• [Record excerpts]
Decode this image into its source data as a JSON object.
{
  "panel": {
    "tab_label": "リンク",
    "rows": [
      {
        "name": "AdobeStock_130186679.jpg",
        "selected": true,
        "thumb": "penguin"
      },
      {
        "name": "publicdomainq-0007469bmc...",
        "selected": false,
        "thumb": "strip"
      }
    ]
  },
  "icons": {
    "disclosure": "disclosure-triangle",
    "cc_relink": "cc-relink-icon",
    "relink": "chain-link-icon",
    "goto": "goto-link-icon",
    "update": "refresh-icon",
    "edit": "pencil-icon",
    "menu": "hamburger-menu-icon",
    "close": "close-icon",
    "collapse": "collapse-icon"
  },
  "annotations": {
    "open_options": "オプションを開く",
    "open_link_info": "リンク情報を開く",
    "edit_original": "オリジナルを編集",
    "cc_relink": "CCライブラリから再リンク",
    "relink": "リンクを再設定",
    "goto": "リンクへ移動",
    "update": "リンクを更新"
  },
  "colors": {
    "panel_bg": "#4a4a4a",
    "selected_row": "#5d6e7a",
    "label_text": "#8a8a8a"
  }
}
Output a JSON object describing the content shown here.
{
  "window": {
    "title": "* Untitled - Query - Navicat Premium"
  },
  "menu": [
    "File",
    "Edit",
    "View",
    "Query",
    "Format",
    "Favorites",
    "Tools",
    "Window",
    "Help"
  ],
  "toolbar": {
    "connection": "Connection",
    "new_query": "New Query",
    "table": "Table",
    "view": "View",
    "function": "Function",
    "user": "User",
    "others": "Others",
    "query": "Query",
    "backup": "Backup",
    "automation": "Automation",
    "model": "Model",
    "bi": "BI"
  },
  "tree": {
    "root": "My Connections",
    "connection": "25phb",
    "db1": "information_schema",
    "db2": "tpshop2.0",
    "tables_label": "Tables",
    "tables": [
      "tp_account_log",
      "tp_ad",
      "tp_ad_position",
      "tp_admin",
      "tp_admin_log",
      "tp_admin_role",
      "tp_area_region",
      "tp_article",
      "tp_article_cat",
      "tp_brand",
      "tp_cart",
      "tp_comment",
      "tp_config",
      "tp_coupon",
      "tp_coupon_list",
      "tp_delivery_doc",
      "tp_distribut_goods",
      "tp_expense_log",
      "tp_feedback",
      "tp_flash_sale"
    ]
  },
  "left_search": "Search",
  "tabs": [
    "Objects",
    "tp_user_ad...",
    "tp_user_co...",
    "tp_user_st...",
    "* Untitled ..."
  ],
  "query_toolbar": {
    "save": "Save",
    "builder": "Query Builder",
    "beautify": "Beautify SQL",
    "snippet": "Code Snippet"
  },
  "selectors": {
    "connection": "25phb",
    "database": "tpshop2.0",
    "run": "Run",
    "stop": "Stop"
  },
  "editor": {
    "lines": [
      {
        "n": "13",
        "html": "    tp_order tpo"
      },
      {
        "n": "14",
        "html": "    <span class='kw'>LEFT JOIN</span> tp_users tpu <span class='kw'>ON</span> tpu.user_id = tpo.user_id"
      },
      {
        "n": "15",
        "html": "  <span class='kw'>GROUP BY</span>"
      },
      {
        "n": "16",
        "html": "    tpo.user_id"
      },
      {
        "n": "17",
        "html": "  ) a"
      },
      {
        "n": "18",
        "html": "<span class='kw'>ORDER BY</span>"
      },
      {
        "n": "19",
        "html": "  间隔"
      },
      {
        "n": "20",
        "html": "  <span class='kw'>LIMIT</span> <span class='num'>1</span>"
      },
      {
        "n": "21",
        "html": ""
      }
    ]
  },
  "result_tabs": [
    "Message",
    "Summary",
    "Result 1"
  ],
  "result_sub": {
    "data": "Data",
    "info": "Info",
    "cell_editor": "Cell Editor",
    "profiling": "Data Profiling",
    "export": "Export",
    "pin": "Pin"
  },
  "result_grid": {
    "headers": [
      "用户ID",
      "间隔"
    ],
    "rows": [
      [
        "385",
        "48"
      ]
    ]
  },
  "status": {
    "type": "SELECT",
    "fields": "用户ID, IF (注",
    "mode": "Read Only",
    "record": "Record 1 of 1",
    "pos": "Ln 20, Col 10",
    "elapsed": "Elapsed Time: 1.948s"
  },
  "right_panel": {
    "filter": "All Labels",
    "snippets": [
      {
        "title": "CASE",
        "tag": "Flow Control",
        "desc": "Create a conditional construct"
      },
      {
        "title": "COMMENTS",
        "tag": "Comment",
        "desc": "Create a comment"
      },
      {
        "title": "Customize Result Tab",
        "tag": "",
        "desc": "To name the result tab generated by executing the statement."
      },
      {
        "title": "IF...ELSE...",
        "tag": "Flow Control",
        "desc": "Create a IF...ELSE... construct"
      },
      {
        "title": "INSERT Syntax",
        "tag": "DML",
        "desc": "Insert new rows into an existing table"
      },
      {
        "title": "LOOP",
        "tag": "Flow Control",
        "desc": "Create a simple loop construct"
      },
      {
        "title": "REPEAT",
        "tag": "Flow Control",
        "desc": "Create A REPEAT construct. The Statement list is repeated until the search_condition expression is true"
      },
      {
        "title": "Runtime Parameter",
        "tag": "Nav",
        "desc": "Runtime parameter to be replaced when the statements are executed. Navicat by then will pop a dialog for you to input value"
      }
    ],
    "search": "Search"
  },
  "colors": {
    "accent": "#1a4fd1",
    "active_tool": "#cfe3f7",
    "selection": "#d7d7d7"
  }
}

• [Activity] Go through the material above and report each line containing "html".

• [Completed exercise]
        "html": "    tp_order tpo"
        "html": "    <span class='kw'>LEFT JOIN</span> tp_users tpu <span class='kw'>ON</span> tpu.user_id = tpo.user_id"
        "html": "  <span class='kw'>GROUP BY</span>"
        "html": "    tpo.user_id"
        "html": "  ) a"
        "html": "<span class='kw'>ORDER BY</span>"
        "html": "  间隔"
        "html": "  <span class='kw'>LIMIT</span> <span class='num'>1</span>"
        "html": ""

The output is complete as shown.